Data excerpts:
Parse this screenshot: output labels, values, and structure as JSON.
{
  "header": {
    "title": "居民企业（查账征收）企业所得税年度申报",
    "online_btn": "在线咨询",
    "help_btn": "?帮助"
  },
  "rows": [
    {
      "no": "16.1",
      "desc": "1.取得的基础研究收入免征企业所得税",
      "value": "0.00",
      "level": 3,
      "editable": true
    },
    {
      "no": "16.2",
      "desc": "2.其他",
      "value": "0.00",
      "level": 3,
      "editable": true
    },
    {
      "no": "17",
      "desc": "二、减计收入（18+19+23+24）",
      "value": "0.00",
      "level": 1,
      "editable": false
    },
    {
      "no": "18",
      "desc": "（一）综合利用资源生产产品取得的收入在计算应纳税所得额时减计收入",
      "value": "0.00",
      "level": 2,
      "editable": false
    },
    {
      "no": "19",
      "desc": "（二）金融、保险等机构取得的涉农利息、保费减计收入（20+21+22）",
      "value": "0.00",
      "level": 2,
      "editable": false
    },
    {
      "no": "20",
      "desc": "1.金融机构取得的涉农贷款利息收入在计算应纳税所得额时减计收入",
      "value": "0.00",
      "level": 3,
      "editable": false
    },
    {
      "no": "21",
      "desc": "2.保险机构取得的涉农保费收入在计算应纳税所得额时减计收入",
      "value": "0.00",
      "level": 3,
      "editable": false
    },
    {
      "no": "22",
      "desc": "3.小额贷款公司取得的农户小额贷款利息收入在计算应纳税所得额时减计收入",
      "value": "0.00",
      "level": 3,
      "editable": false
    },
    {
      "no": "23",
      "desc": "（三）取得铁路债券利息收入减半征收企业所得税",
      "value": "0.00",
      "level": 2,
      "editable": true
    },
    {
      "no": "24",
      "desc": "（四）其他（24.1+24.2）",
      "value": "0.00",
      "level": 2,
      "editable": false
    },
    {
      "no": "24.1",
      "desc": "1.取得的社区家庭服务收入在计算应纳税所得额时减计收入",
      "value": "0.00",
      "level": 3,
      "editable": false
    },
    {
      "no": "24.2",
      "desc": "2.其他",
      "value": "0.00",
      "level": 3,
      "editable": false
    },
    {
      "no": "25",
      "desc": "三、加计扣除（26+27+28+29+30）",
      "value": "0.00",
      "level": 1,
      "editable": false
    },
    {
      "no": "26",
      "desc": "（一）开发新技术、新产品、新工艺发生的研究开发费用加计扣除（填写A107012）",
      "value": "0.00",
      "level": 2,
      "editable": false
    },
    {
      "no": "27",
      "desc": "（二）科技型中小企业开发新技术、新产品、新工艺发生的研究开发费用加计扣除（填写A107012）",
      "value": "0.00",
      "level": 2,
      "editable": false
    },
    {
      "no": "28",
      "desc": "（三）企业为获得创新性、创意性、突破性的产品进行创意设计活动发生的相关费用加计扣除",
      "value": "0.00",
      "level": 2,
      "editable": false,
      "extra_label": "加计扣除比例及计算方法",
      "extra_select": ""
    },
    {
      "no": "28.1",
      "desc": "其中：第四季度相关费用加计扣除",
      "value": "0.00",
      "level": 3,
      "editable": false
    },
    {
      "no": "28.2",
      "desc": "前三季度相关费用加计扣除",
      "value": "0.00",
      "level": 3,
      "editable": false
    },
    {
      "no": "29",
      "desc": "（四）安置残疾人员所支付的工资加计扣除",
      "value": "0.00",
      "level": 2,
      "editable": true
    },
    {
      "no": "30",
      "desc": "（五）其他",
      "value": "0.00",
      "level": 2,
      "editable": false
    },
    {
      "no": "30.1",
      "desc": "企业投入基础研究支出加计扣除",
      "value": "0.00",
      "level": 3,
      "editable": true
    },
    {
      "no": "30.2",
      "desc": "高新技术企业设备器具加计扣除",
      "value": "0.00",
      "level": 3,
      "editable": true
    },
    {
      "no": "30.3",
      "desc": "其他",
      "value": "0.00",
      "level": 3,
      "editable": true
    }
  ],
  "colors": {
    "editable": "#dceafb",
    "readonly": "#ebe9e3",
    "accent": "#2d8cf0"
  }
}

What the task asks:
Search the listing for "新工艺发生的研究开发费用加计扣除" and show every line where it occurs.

Answer below:
      "desc": "（一）开发新技术、新产品、新工艺发生的研究开发费用加计扣除（填写A107012）",
      "desc": "（二）科技型中小企业开发新技术、新产品、新工艺发生的研究开发费用加计扣除（填写A107012）",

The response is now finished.